So much for a throw-your-cares-away bike ride. We pedaled in near-silence through the dark streets of Brooklyn back to the crash-site.
And unbelievably, as we approached, there was a beautiful twinkling under the nearby streetlight.
My heart hitched with joy, and then I realized that the twinkling was way too unbelievably easy. I’d crashed right in front of a neighborhood bodega, and the street was littered with shattered glass bottles. If I’d bothered to look earlier, I would have seen the beautiful twinkles everywhere around me.
We paced the area. Parked cars had moved and new cars replaced them. We knew that someone could be speeding away from us with a diamond imbedded in their tire rubber, but we had to look. So we looked. And looked. It became obvious that we were hunting for something, and occasionally someone would offer to help. But we demurred. It would be too easy, we thought, for someone to pick up the diamond and slip it into their pockets. After a while, Cute W walked one of the bikes home and returned with flashlights. And we looked some more. Then he walked the second bike home returned with a broom and a dustpan.
We decided that we would do one final, thorough hunt, dividing the street into an imaginary grid to make it more systematic. Cute W swept all the debris from a small square into a pile, and then I picked through it.

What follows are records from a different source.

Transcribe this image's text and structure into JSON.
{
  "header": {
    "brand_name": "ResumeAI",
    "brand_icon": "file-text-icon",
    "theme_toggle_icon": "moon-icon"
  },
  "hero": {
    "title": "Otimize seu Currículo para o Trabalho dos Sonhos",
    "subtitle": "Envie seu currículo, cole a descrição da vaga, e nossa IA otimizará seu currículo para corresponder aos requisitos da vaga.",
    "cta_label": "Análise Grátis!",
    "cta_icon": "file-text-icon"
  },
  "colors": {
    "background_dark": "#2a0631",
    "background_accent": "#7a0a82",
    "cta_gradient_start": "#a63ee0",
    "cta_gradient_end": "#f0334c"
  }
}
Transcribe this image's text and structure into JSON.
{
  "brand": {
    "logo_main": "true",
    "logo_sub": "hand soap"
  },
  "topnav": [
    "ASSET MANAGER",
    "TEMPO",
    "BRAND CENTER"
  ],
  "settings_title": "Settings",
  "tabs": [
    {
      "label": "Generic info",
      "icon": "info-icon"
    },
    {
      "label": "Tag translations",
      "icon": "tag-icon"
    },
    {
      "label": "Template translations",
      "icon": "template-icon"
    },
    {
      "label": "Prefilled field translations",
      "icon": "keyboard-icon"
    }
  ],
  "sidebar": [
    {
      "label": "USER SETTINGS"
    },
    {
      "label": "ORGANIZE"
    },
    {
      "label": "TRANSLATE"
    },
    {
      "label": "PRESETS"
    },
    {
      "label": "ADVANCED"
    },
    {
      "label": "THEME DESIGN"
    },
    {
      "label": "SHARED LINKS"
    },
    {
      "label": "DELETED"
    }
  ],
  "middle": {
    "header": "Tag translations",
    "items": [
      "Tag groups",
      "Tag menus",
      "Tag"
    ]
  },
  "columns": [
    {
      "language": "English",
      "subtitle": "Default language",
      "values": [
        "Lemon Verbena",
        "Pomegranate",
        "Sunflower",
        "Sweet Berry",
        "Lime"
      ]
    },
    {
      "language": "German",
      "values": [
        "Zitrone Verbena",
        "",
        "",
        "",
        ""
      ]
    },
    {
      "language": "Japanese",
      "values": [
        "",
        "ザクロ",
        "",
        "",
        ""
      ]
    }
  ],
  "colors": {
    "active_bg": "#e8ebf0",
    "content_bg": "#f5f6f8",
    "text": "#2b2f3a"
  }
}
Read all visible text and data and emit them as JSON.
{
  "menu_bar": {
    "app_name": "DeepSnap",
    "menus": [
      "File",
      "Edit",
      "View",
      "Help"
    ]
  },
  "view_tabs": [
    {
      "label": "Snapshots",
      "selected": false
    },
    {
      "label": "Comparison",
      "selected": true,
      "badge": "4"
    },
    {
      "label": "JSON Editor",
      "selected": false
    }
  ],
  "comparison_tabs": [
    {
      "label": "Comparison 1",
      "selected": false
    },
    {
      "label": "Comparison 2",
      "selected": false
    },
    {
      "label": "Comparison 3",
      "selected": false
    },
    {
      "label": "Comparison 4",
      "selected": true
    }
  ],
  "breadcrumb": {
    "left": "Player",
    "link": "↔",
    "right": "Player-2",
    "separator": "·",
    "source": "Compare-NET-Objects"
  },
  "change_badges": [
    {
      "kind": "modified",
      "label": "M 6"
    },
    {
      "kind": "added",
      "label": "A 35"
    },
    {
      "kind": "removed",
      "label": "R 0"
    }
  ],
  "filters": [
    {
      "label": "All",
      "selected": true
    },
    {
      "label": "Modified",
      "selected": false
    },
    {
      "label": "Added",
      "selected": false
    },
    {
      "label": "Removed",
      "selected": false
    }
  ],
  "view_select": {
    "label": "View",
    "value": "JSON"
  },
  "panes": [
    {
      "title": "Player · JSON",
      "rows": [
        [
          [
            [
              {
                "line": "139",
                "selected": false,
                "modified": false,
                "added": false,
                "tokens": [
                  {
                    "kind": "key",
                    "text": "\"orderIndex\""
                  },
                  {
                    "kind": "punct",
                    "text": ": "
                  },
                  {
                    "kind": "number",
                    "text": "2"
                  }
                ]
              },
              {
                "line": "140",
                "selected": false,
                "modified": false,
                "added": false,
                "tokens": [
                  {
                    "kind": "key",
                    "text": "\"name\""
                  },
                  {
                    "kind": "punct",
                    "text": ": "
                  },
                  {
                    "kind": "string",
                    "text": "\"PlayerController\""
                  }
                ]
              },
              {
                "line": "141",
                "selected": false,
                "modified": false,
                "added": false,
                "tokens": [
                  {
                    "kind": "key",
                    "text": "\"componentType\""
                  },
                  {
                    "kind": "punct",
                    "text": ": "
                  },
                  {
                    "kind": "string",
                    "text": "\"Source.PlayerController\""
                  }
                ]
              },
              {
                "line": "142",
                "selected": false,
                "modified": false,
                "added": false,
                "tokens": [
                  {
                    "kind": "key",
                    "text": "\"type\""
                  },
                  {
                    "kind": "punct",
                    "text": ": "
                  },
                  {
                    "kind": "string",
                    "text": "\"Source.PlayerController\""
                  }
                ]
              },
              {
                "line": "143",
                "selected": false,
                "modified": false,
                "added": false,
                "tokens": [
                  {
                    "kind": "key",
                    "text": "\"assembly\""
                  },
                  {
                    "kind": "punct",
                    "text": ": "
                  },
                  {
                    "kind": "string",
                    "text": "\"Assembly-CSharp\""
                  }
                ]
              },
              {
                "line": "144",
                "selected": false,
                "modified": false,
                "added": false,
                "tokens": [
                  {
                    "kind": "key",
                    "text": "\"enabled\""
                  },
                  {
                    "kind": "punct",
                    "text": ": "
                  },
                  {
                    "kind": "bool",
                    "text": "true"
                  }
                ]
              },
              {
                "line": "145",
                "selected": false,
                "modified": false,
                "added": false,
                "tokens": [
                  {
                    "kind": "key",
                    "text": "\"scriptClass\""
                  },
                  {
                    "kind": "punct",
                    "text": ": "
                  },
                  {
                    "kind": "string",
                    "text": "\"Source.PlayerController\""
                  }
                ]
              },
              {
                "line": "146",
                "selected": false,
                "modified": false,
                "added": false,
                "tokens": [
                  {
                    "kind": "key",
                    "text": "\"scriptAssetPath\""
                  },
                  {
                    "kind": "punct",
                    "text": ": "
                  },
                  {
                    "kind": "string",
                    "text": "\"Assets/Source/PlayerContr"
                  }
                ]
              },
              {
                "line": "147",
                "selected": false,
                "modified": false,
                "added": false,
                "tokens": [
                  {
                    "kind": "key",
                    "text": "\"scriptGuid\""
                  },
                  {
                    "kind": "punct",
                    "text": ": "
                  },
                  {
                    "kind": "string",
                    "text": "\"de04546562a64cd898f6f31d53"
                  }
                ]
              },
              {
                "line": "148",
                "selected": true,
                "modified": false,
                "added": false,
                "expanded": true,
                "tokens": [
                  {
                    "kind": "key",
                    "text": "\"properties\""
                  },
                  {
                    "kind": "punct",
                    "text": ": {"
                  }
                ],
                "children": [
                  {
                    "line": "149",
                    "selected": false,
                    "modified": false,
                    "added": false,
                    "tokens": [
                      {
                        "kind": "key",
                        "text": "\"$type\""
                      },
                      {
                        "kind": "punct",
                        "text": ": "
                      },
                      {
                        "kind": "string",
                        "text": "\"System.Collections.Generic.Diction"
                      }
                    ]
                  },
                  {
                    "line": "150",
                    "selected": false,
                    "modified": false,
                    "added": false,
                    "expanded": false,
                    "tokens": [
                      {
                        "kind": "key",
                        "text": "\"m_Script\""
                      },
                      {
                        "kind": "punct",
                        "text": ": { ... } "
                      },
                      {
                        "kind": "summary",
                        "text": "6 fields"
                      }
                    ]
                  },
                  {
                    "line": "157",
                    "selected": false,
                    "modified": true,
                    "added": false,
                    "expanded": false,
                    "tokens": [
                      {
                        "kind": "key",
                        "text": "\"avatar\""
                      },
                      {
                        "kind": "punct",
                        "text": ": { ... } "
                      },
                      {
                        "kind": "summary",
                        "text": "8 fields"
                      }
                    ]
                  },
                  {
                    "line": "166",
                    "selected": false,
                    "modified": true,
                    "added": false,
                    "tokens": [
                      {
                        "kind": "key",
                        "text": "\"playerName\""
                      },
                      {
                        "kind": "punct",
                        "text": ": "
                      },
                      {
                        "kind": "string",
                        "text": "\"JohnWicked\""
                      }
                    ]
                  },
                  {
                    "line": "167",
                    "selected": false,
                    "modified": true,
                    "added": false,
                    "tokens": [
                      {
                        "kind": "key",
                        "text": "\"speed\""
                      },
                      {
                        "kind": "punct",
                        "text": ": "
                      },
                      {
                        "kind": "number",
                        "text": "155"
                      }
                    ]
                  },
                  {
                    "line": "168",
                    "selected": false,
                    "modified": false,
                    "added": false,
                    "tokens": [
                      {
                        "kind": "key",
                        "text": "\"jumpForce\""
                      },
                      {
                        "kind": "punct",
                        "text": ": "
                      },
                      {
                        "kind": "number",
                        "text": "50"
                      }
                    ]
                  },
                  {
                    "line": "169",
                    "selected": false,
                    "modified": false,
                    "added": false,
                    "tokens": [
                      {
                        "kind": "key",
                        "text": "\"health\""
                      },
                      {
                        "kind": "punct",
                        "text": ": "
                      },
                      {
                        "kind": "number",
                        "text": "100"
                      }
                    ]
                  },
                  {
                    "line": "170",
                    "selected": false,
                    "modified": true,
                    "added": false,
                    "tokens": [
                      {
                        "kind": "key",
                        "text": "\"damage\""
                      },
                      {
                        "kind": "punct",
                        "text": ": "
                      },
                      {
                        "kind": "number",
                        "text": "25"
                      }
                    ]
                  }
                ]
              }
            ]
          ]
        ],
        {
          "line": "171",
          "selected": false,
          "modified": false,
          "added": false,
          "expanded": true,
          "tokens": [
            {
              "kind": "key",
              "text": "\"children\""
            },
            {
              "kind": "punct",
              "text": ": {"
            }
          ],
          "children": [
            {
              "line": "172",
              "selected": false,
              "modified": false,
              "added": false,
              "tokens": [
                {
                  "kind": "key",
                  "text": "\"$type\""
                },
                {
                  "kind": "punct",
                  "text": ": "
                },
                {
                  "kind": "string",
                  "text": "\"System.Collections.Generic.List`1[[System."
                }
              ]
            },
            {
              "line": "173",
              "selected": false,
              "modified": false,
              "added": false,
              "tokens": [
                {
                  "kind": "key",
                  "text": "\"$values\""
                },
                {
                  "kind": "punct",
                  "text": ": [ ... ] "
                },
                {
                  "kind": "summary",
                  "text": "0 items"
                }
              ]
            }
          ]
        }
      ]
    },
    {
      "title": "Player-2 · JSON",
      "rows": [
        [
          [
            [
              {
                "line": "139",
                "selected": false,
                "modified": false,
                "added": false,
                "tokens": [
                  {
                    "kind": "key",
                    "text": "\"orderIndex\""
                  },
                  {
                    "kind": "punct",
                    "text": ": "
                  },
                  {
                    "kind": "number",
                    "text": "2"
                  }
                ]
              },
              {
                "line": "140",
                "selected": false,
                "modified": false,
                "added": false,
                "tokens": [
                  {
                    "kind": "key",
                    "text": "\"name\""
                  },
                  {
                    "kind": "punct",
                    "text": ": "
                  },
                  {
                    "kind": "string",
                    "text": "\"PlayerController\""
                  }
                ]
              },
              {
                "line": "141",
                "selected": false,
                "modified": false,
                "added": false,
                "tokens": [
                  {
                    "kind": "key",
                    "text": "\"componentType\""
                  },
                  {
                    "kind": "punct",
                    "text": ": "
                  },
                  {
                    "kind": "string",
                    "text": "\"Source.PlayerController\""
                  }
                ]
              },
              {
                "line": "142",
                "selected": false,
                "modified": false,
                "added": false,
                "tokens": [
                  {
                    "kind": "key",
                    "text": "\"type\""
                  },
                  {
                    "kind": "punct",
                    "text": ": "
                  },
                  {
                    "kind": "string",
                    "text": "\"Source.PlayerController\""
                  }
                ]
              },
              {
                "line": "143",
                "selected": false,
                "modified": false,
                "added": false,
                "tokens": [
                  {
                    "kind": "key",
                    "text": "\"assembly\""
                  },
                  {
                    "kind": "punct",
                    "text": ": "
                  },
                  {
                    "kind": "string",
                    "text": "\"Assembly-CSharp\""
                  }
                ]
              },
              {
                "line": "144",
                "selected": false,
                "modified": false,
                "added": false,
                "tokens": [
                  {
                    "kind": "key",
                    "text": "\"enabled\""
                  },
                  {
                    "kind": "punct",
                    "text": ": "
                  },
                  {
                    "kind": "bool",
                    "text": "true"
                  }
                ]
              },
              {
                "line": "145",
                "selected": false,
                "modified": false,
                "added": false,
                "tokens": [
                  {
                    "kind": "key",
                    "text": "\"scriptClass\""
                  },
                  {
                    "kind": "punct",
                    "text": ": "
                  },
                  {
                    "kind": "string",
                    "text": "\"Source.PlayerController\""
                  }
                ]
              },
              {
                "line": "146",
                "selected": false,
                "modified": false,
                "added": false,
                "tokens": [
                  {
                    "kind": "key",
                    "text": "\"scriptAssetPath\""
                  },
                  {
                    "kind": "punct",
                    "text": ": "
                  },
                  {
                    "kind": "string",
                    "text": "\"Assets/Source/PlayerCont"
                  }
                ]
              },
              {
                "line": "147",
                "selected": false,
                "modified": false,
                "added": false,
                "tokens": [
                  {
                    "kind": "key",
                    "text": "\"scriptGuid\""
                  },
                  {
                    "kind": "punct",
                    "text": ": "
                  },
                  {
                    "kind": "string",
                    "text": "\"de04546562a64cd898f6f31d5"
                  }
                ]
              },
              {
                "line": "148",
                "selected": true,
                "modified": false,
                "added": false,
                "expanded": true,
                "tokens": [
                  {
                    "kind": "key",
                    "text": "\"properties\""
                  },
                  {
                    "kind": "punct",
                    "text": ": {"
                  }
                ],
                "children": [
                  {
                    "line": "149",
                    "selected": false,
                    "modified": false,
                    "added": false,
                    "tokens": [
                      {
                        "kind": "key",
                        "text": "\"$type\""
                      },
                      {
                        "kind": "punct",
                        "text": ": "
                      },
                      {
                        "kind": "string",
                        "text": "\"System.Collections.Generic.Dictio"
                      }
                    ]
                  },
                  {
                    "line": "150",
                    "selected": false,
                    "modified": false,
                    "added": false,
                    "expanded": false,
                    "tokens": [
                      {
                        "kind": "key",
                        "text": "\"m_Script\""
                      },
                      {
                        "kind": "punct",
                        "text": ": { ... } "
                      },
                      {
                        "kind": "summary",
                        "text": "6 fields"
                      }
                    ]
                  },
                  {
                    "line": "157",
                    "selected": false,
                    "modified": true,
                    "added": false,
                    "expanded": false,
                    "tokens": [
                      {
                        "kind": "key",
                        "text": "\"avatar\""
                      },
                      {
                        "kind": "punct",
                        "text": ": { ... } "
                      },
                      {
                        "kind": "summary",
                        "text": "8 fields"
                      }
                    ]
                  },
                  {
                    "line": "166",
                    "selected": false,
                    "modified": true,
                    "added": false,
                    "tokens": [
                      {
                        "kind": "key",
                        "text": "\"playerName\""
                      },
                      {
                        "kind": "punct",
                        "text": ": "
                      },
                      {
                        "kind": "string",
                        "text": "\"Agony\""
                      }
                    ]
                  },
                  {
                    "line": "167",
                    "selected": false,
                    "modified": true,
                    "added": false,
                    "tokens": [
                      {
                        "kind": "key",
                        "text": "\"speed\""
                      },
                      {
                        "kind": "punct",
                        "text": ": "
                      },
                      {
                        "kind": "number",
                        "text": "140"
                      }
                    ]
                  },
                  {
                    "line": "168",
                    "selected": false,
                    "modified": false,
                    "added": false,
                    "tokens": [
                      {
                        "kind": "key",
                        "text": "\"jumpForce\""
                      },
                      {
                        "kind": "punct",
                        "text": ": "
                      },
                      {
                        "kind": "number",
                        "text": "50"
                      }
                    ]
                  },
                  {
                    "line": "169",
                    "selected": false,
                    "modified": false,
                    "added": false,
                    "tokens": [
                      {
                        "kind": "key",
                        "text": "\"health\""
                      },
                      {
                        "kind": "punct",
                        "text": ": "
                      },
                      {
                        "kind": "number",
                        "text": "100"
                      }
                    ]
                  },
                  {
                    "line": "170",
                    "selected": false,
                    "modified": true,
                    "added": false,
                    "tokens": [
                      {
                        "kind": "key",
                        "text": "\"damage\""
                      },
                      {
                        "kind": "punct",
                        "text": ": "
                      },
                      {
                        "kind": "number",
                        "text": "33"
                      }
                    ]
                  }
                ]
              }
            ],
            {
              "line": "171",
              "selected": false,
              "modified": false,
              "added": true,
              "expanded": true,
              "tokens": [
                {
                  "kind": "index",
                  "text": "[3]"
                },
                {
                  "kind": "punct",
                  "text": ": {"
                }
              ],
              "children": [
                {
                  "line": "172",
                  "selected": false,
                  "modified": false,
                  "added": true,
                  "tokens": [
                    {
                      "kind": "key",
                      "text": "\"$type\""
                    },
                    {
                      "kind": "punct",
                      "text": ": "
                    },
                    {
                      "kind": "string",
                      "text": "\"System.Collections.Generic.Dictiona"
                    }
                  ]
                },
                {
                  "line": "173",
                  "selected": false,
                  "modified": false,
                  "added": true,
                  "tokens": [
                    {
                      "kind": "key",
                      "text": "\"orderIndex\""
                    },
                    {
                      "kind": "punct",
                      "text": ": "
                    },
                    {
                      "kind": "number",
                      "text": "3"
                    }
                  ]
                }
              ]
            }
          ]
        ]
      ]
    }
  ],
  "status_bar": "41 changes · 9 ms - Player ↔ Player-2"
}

At that point, we’d been searching for hours, so we’d become a bit philosophical. There was a natural disaster somewhere, and reminded ourselves that we were fortunate for the excellent weather. I’d started collecting the slivers and chunks of bottle glass. The glass really was lovely, and I imagined that I’d take it home and wash it and place the pieces into a small jar. The glass-filled jar would shine in the light from a window in our new home, and it would be a meaningful reminder of. . . something. That the everyday, left-behind moments that we’d collected together were more important than any single object . . . ? Yes, of course, I thought, eyes filling with tenderness. And then I saw the diamond, and I was like, screw that.
I yelled, “I’ve got it!” And Cute W, who had also noted the way that shattered glass can look like a diamond over the course of the evening, answered with a skeptical, “Are you sure?”
“Oh, I’m sure!” I crowed. “Now that I’ve got my diamond, I realize that all this glass looks absolutely nothing like a diamond!” He bounded over, laughing, and we hugged in triumph.
Part of me wishes that I’d kept the pieces of glass. But at the time we just wiped our hands and the diamond on our jeans and left the glass behind, twinkling in the dusty streets.